St. Joe has been victimized by mansion-stripping salvage predators, low-income tax credit developers who build cheaply and leave, and real estate accumulators buying treasures to hold and then flip at some future point. A hospital moved out, to follow suburban sprawl, and now plans to build cheap-looking, out-of-character single-family homes on their vacated site while authentic, solidly built survivors stand available up the hill. The city is considering chasing the deceptive appeal of a downtown casino, a potential setback for genuine regeneration. A double-decker expressway blocks access to the riverfront.

The lessons of what not to do stand side by side with opportunities to do it right. St. Joe, like many communities today, confronts choices that will shape its new direction.

Roberta Brandes Gratz is an urban critic and author of The Battle For Gotham: New York In the Shadow of Robert Moses and Jane Jacobs, 2010, Nation Books. columns are not copyrighted and may be reproduced in print or electronically; please show authorship, credit and send an electronic copy of usage to

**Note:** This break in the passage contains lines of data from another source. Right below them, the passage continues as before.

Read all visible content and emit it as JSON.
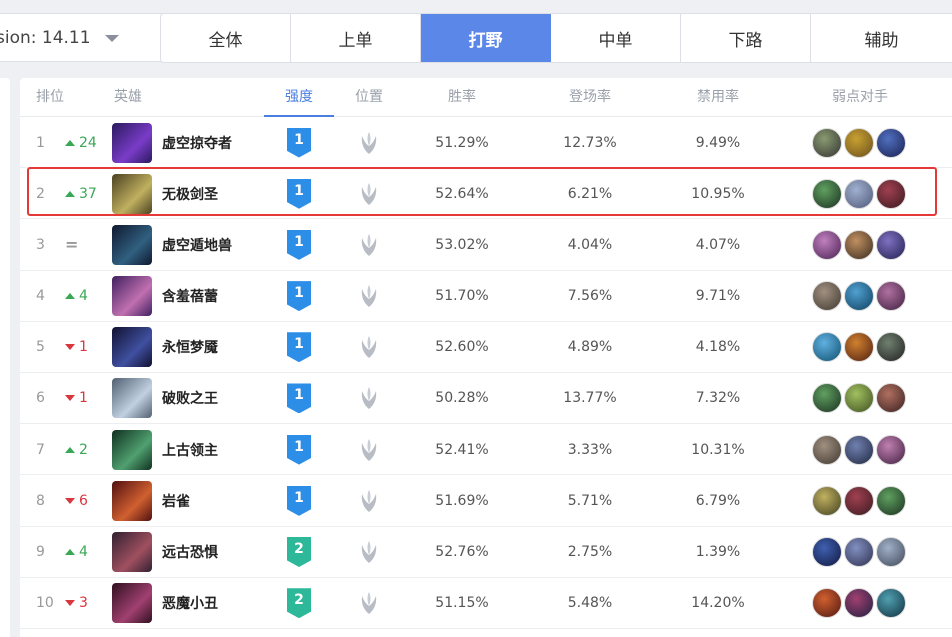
{
  "version": {
    "label": "sion: 14.11"
  },
  "lanes": [
    {
      "label": "全体",
      "active": false
    },
    {
      "label": "上单",
      "active": false
    },
    {
      "label": "打野",
      "active": true
    },
    {
      "label": "中单",
      "active": false
    },
    {
      "label": "下路",
      "active": false
    },
    {
      "label": "辅助",
      "active": false
    }
  ],
  "columns": {
    "rank": "排位",
    "hero": "英雄",
    "tier": "强度",
    "position": "位置",
    "win_rate": "胜率",
    "pick_rate": "登场率",
    "ban_rate": "禁用率",
    "counters": "弱点对手"
  },
  "colors": {
    "accent": "#5b87e8",
    "up": "#3aa757",
    "down": "#d9363e",
    "tier1": "#2d8ee8",
    "tier2": "#2db89a",
    "highlight": "#e53935"
  },
  "position_icon": "jungle-claw-icon",
  "rows": [
    {
      "rank": "1",
      "change": "24",
      "dir": "up",
      "hero": "虚空掠夺者",
      "tier": "1",
      "win": "51.29%",
      "pick": "12.73%",
      "ban": "9.49%",
      "avatar": [
        "#2a1a5e",
        "#7a3cc8"
      ],
      "counters": [
        [
          "#333",
          "#8a9a70"
        ],
        [
          "#6a5020",
          "#c8a030"
        ],
        [
          "#1a2050",
          "#5070c0"
        ]
      ]
    },
    {
      "rank": "2",
      "change": "37",
      "dir": "up",
      "hero": "无极剑圣",
      "tier": "1",
      "win": "52.64%",
      "pick": "6.21%",
      "ban": "10.95%",
      "avatar": [
        "#4a4020",
        "#c0b060"
      ],
      "counters": [
        [
          "#1a3020",
          "#60a060"
        ],
        [
          "#505878",
          "#a0b0d0"
        ],
        [
          "#3a1a20",
          "#a04050"
        ]
      ]
    },
    {
      "rank": "3",
      "change": "=",
      "dir": "same",
      "hero": "虚空遁地兽",
      "tier": "1",
      "win": "53.02%",
      "pick": "4.04%",
      "ban": "4.07%",
      "avatar": [
        "#101830",
        "#306080"
      ],
      "counters": [
        [
          "#4a2050",
          "#c080c0"
        ],
        [
          "#3a2a20",
          "#c09060"
        ],
        [
          "#202050",
          "#8070c0"
        ]
      ]
    },
    {
      "rank": "4",
      "change": "4",
      "dir": "up",
      "hero": "含羞蓓蕾",
      "tier": "1",
      "win": "51.70%",
      "pick": "7.56%",
      "ban": "9.71%",
      "avatar": [
        "#402060",
        "#c070b0"
      ],
      "counters": [
        [
          "#403830",
          "#a09080"
        ],
        [
          "#104060",
          "#50a0d0"
        ],
        [
          "#402040",
          "#b070a0"
        ]
      ]
    },
    {
      "rank": "5",
      "change": "1",
      "dir": "down",
      "hero": "永恒梦魇",
      "tier": "1",
      "win": "52.60%",
      "pick": "4.89%",
      "ban": "4.18%",
      "avatar": [
        "#101030",
        "#4050a0"
      ],
      "counters": [
        [
          "#105070",
          "#60b0e0"
        ],
        [
          "#502010",
          "#d08030"
        ],
        [
          "#202020",
          "#708070"
        ]
      ]
    },
    {
      "rank": "6",
      "change": "1",
      "dir": "down",
      "hero": "破败之王",
      "tier": "1",
      "win": "50.28%",
      "pick": "13.77%",
      "ban": "7.32%",
      "avatar": [
        "#506070",
        "#c0d0e0"
      ],
      "counters": [
        [
          "#1a3020",
          "#60a060"
        ],
        [
          "#405020",
          "#a0c060"
        ],
        [
          "#3a2020",
          "#b07060"
        ]
      ]
    },
    {
      "rank": "7",
      "change": "2",
      "dir": "up",
      "hero": "上古领主",
      "tier": "1",
      "win": "52.41%",
      "pick": "3.33%",
      "ban": "10.31%",
      "avatar": [
        "#103020",
        "#50a070"
      ],
      "counters": [
        [
          "#403830",
          "#a09080"
        ],
        [
          "#202840",
          "#7080b0"
        ],
        [
          "#402040",
          "#c080b0"
        ]
      ]
    },
    {
      "rank": "8",
      "change": "6",
      "dir": "down",
      "hero": "岩雀",
      "tier": "1",
      "win": "51.69%",
      "pick": "5.71%",
      "ban": "6.79%",
      "avatar": [
        "#501010",
        "#d06030"
      ],
      "counters": [
        [
          "#404020",
          "#c0b060"
        ],
        [
          "#3a1a20",
          "#a04050"
        ],
        [
          "#1a3020",
          "#60a060"
        ]
      ]
    },
    {
      "rank": "9",
      "change": "4",
      "dir": "up",
      "hero": "远古恐惧",
      "tier": "2",
      "win": "52.76%",
      "pick": "2.75%",
      "ban": "1.39%",
      "avatar": [
        "#302030",
        "#a05060"
      ],
      "counters": [
        [
          "#101840",
          "#4060b0"
        ],
        [
          "#303050",
          "#8090c0"
        ],
        [
          "#404858",
          "#a0b0c8"
        ]
      ]
    },
    {
      "rank": "10",
      "change": "3",
      "dir": "down",
      "hero": "恶魔小丑",
      "tier": "2",
      "win": "51.15%",
      "pick": "5.48%",
      "ban": "14.20%",
      "avatar": [
        "#301020",
        "#a04070"
      ],
      "counters": [
        [
          "#501810",
          "#d06030"
        ],
        [
          "#202040",
          "#a04070"
        ],
        [
          "#103040",
          "#50a0b0"
        ]
      ]
    }
  ]
}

  1. Ken Wood
    Posted July 7, 2013 at 7:58 am | Permalink

    What happens to the people, usually lower income, that currently lives in the blighted neighborhoods? In Austin, Texas, “Gentrification” is taking over the area east of Interstate 35, a traditionally lower income, mixed race community. As buildings and houses are rehabbed, or torn down and replaced with something bigger and better, older residents are forced out of their homes because they cannot afford to pay the new, higher property tax. Where do they go?

  2. Cave Johnson
    Posted July 8, 2013 at 9:58 am | Permalink

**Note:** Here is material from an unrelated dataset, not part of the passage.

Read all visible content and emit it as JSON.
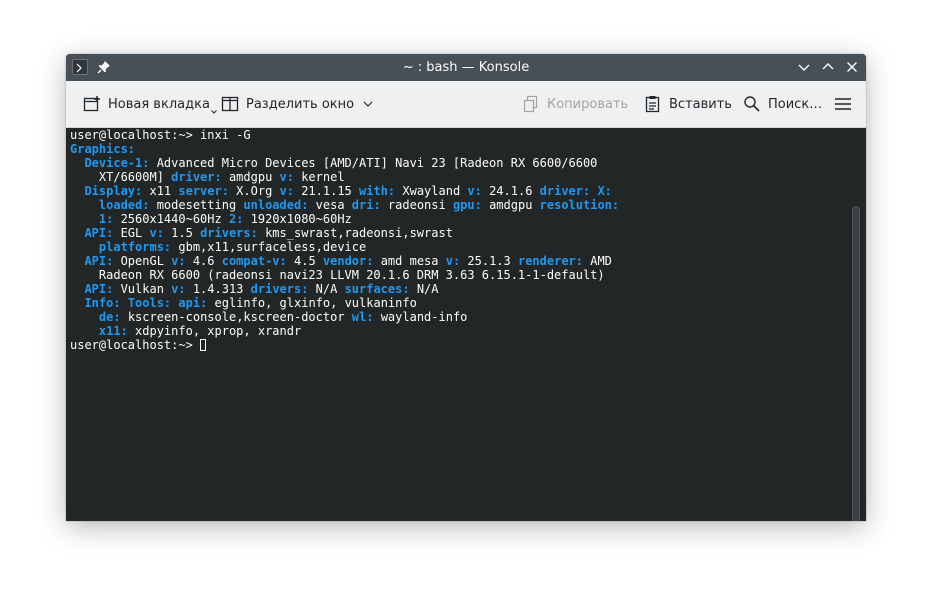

    If you want a look at St Joe, see the 1973 film, Paper Moon. It is set in the depression era Kansas and Missouri and was partially filmed in downtown St Joe. One of my favorite movies.

  3. Posted July 8, 2013 at 10:11 am | Permalink

    Roberta is a visionary and a savant. I witnessed her in just two short days taking in what is and what can be Saint Joseph, and her article eloquently summarizes our plight and our potential. Kudos!

  4. Sarah Hochschwender
    Posted July 8, 2013 at 4:13 pm | Permalink

    Let’s not leave out all the visionaries who have been around fighting the good fight for years who laid the bedrock for those who are currently finding some success here. People like Sue Creason who bought an historic home in a derelict neighborhood over 20 years ago when everyone thought they were Crazy, wonderful Barbara Ide, the owners of the C D Smith house who bought and lived in their home ( the oldest in the Hall district) while they faithfully restored her. The work done by my good friend PK who relentlessly stood in the way of the destruction and established local landmark districts. There are thousands to whom we newcomers all owe a debt of gratitude.